Does our practice reflect the Biblical priority on the Spirit’s gifts? Our churches would not dare neglect communion, and rightly so, though that ordinance is discussed specifically in only one passage in Scripture. Spiritual gifts are discussed in at least six passages in the Bible, yet we only vaguely understand them and pay scant attention. Perhaps better understanding would help. Here is my baseline observation of what Scripture teaches.
A spiritual gift is a “manifestation of the Spirit” (I Corinthians 12:7). So it is recognizably supernatural, not a natural ability. Your spiritual gift is not a professional skill or personality trait that you use to help a church program function smoothly.
A spiritual gift is a regular way the Spirit expresses Himself through each believer. Though He does supernatural things from time to time through Jesus’ followers, a spiritual gift is consistent in each individual. This allows us to be “stewards” of the gifts, giving active attention to and participating with the Spirit in how He desires to express His grace (I Peter 4:10).
A spiritual gift is for “the common good, (I Corinthians. 12:7), and “building up of the body of Christ,” (Ephesians 4:12). It might strengthen a disciple’s faith. But primarily one’s gift is “others directed,” not something the Spirit does to help him or her grow.
The most compelling reason to embrace all of the spiritual gifts is Jesus Himself. Jesus was not God pretending to be a man, using his “God power” for extra hard miracles. He was God who came to earth as a real man and lived the life He wants us to live, empowered by the Spirit. Scripture indicates that Jesus exercised all the spiritual gifts, with two possible exceptions. He exercised all the gifts that each of us partially have as “members of His body.”

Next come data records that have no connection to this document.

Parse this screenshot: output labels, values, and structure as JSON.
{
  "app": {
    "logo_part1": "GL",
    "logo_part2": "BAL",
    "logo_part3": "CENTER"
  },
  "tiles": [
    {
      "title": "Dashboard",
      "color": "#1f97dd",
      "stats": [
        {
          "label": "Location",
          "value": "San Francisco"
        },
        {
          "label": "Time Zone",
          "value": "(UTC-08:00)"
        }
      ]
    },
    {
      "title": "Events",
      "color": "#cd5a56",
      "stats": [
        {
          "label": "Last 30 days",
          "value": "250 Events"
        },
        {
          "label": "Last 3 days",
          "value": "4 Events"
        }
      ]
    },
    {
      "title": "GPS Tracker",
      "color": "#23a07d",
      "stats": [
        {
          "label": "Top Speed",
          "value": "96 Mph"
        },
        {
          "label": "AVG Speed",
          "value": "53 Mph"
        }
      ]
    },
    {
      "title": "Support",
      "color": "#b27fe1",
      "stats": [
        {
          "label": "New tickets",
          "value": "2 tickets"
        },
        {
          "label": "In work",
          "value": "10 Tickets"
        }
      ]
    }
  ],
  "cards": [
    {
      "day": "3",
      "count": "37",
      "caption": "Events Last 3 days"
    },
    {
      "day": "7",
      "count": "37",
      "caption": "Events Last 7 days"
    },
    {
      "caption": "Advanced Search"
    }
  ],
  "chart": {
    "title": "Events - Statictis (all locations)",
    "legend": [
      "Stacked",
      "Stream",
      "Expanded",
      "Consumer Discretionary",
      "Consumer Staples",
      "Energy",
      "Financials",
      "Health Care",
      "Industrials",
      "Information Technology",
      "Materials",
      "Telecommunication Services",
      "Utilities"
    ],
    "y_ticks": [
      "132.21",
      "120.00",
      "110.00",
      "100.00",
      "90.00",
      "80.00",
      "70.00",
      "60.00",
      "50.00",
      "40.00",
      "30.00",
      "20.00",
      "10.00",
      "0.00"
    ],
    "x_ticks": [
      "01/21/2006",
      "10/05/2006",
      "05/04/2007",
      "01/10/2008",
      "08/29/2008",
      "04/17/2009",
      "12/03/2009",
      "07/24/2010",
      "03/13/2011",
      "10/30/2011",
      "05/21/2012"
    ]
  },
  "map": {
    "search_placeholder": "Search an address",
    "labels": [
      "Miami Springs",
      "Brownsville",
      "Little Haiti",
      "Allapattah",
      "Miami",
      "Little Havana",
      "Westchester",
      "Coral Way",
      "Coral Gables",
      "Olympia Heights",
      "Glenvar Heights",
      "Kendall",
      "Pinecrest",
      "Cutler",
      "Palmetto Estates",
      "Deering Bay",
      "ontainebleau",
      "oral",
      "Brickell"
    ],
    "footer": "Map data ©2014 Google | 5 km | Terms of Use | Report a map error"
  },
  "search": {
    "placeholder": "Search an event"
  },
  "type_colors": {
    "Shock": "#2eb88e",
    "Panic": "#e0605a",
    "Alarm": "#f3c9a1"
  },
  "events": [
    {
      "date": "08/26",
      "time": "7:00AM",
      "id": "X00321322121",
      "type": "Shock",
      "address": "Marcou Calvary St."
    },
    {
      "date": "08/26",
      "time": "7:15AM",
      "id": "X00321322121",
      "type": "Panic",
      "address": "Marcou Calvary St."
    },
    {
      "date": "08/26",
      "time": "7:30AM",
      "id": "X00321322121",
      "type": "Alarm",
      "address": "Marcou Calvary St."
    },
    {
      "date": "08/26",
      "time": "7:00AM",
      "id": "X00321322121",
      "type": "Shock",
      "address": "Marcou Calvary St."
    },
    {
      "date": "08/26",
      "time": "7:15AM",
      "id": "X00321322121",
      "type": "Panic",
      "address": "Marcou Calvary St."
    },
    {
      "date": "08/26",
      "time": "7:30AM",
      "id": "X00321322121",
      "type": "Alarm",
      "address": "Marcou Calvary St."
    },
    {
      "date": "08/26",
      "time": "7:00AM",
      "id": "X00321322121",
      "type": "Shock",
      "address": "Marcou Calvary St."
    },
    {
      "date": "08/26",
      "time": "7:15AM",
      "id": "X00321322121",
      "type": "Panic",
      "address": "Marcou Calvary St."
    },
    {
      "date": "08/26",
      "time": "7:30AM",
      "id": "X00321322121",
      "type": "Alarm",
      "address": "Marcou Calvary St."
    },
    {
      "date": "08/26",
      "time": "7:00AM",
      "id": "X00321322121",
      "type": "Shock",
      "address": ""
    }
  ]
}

Even after His resurrection, Jesus still lived as a man empowered by the Spirit. He gave final orders to His apostles “by the Holy Spirit” (Acts 1:2). Luke also wrote, “The first account I composed, Theophilus, about all that Jesus began to do and teach” (Acts 1:1), implying that his second account (Acts), is about what Jesus continues to do. That is where we come in. Jesus is still interested in pouring out His Spirit. He invites us to learn more about and step into the supernatural life He lives.